Goal of the exercise = Retype all the entries word for word, but omit the pictures.
-- Material for this exercise follows --
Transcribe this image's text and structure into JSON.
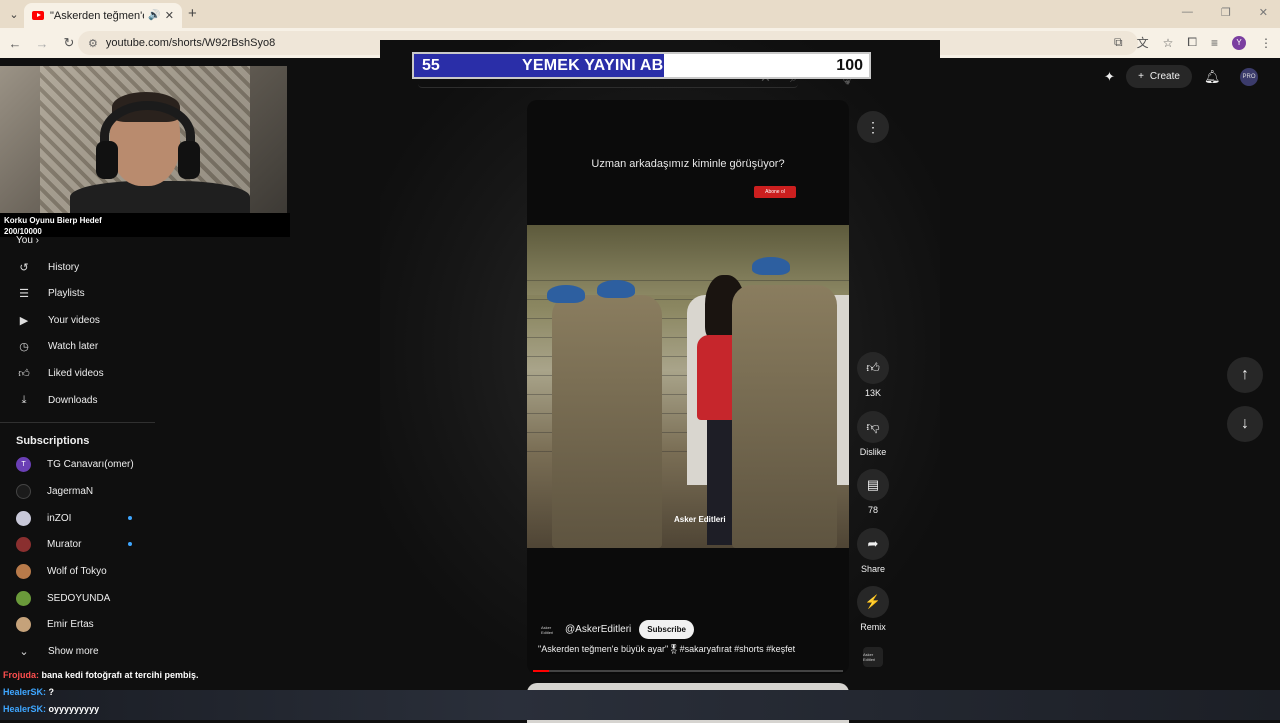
{
  "browser": {
    "tab_title": "\"Askerden teğmen'e büyük",
    "url": "youtube.com/shorts/W92rBshSyo8",
    "profile_initial": "Y"
  },
  "stream_overlay": {
    "goal_line1": "Korku Oyunu Bierp Hedef",
    "goal_line2": "200/10000",
    "sub_goal": {
      "current": "55",
      "title": "YEMEK YAYINI ABONE HEDEFİ",
      "max": "100",
      "progress_fraction": 0.55
    }
  },
  "header": {
    "create_label": "Create",
    "avatar_text": "PRO"
  },
  "sidebar": {
    "you_label": "You",
    "items": [
      {
        "label": "History",
        "icon": "history-icon"
      },
      {
        "label": "Playlists",
        "icon": "playlists-icon"
      },
      {
        "label": "Your videos",
        "icon": "your-videos-icon"
      },
      {
        "label": "Watch later",
        "icon": "watch-later-icon"
      },
      {
        "label": "Liked videos",
        "icon": "liked-icon"
      },
      {
        "label": "Downloads",
        "icon": "download-icon"
      }
    ],
    "subscriptions_heading": "Subscriptions",
    "subscriptions": [
      {
        "label": "TG Canavarı(omer)",
        "initial": "T",
        "color": "#6a3fb5",
        "new": false
      },
      {
        "label": "JagermaN",
        "initial": "",
        "color": "#1b1b1b",
        "new": false
      },
      {
        "label": "inZOI",
        "initial": "",
        "color": "#c8c8d8",
        "new": true
      },
      {
        "label": "Murator",
        "initial": "",
        "color": "#8a2f2f",
        "new": true
      },
      {
        "label": "Wolf of Tokyo",
        "initial": "",
        "color": "#b87a4a",
        "new": false
      },
      {
        "label": "SEDOYUNDA",
        "initial": "",
        "color": "#6a9a3a",
        "new": false
      },
      {
        "label": "Emir Ertas",
        "initial": "",
        "color": "#c5a27a",
        "new": false
      }
    ],
    "show_more": "Show more"
  },
  "short": {
    "caption": "Uzman arkadaşımız kiminle görüşüyor?",
    "abone_label": "Abone ol",
    "watermark": "Asker Editleri",
    "channel": "@AskerEditleri",
    "channel_avatar_text": "Asker Editleri",
    "subscribe_label": "Subscribe",
    "description": "\"Askerden teğmen'e büyük ayar\"🎖#sakaryafırat #shorts #keşfet",
    "progress_fraction": 0.05
  },
  "actions": {
    "like_count": "13K",
    "dislike_label": "Dislike",
    "comments_count": "78",
    "share_label": "Share",
    "remix_label": "Remix",
    "thumb_text": "Asker Editleri"
  },
  "chat": [
    {
      "user": "Frojuda:",
      "message": " bana kedi fotoğrafı at tercihi pembiş."
    },
    {
      "user": "HealerSK:",
      "message": " ?"
    },
    {
      "user": "HealerSK:",
      "message": " oyyyyyyyyy"
    }
  ]
}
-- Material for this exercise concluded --
Answer for this exercise =
Transcribe this image's text and structure into JSON.
{
  "browser": {
    "tab_title": "\"Askerden teğmen'e büyük",
    "url": "youtube.com/shorts/W92rBshSyo8",
    "profile_initial": "Y"
  },
  "stream_overlay": {
    "goal_line1": "Korku Oyunu Bierp Hedef",
    "goal_line2": "200/10000",
    "sub_goal": {
      "current": "55",
      "title": "YEMEK YAYINI ABONE HEDEFİ",
      "max": "100",
      "progress_fraction": 0.55
    }
  },
  "header": {
    "create_label": "Create",
    "avatar_text": "PRO"
  },
  "sidebar": {
    "you_label": "You",
    "items": [
      {
        "label": "History",
        "icon": "history-icon"
      },
      {
        "label": "Playlists",
        "icon": "playlists-icon"
      },
      {
        "label": "Your videos",
        "icon": "your-videos-icon"
      },
      {
        "label": "Watch later",
        "icon": "watch-later-icon"
      },
      {
        "label": "Liked videos",
        "icon": "liked-icon"
      },
      {
        "label": "Downloads",
        "icon": "download-icon"
      }
    ],
    "subscriptions_heading": "Subscriptions",
    "subscriptions": [
      {
        "label": "TG Canavarı(omer)",
        "initial": "T",
        "color": "#6a3fb5",
        "new": false
      },
      {
        "label": "JagermaN",
        "initial": "",
        "color": "#1b1b1b",
        "new": false
      },
      {
        "label": "inZOI",
        "initial": "",
        "color": "#c8c8d8",
        "new": true
      },
      {
        "label": "Murator",
        "initial": "",
        "color": "#8a2f2f",
        "new": true
      },
      {
        "label": "Wolf of Tokyo",
        "initial": "",
        "color": "#b87a4a",
        "new": false
      },
      {
        "label": "SEDOYUNDA",
        "initial": "",
        "color": "#6a9a3a",
        "new": false
      },
      {
        "label": "Emir Ertas",
        "initial": "",
        "color": "#c5a27a",
        "new": false
      }
    ],
    "show_more": "Show more"
  },
  "short": {
    "caption": "Uzman arkadaşımız kiminle görüşüyor?",
    "abone_label": "Abone ol",
    "watermark": "Asker Editleri",
    "channel": "@AskerEditleri",
    "channel_avatar_text": "Asker Editleri",
    "subscribe_label": "Subscribe",
    "description": "\"Askerden teğmen'e büyük ayar\"🎖#sakaryafırat #shorts #keşfet",
    "progress_fraction": 0.05
  },
  "actions": {
    "like_count": "13K",
    "dislike_label": "Dislike",
    "comments_count": "78",
    "share_label": "Share",
    "remix_label": "Remix",
    "thumb_text": "Asker Editleri"
  },
  "chat": [
    {
      "user": "Frojuda:",
      "message": " bana kedi fotoğrafı at tercihi pembiş."
    },
    {
      "user": "HealerSK:",
      "message": " ?"
    },
    {
      "user": "HealerSK:",
      "message": " oyyyyyyyyy"
    }
  ]
}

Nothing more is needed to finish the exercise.